* **WHAT IS NEEDED**
List each line of the data that holds the string "JSON".

* **DATASET**
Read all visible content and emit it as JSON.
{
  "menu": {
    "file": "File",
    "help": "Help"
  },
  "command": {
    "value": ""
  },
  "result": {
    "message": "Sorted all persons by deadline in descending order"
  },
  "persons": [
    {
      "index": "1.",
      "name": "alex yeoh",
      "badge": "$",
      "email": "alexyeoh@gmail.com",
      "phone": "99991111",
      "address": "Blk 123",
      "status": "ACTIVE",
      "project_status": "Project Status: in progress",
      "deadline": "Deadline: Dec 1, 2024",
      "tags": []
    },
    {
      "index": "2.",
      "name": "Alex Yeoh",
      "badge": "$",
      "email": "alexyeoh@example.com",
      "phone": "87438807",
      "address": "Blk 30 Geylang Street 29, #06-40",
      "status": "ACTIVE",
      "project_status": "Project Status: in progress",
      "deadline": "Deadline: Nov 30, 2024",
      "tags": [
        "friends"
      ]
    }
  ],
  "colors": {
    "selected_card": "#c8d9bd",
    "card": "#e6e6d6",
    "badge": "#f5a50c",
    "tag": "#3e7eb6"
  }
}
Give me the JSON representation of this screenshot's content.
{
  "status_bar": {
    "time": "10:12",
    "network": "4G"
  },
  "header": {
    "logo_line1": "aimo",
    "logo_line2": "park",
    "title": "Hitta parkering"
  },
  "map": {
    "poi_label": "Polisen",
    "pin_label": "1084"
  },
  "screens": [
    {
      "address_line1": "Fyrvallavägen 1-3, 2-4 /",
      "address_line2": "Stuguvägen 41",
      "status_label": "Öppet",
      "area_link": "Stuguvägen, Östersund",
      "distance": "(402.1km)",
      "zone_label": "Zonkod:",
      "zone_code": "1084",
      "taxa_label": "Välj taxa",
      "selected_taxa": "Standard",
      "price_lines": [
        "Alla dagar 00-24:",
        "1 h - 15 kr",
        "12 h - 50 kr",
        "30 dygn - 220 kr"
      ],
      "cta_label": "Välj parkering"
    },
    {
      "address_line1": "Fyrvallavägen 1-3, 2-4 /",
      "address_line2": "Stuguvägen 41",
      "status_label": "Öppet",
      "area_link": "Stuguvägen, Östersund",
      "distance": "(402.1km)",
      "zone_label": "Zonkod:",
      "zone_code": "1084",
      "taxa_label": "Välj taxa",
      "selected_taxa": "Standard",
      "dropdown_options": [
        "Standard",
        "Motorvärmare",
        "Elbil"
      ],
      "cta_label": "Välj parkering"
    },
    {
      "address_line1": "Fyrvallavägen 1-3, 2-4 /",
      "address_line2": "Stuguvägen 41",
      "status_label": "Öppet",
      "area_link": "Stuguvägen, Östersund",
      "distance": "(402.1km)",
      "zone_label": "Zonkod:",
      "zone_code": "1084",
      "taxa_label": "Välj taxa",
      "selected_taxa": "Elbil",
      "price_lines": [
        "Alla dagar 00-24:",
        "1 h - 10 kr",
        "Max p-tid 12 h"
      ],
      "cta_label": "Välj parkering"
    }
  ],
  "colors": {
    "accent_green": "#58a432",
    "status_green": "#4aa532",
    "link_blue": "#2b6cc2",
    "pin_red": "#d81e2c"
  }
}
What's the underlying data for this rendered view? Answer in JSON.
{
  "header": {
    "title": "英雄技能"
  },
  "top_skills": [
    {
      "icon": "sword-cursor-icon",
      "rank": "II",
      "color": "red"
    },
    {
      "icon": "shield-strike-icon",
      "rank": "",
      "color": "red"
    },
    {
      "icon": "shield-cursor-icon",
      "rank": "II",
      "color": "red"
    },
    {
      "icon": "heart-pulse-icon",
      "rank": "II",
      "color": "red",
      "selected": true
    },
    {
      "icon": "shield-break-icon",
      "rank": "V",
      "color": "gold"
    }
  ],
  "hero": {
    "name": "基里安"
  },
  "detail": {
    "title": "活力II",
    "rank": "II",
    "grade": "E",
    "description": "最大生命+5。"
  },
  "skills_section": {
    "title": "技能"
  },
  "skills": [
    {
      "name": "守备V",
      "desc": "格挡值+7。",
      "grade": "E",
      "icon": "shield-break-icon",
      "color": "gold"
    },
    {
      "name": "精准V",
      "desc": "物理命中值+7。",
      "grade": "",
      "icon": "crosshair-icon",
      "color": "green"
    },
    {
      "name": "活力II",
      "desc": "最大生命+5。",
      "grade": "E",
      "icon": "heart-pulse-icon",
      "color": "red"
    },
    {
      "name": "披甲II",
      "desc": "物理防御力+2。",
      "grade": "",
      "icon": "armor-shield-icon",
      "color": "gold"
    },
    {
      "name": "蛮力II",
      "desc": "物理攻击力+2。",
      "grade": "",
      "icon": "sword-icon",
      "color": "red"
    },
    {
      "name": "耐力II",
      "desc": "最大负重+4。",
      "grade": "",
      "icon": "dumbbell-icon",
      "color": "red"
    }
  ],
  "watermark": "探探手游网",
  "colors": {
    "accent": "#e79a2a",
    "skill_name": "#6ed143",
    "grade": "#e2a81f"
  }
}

* **EXERCISE RESULT**
Read all visible content and emit it as JSON.
Give me the JSON representation of this screenshot's content.
What's the underlying data for this rendered view? Answer in JSON.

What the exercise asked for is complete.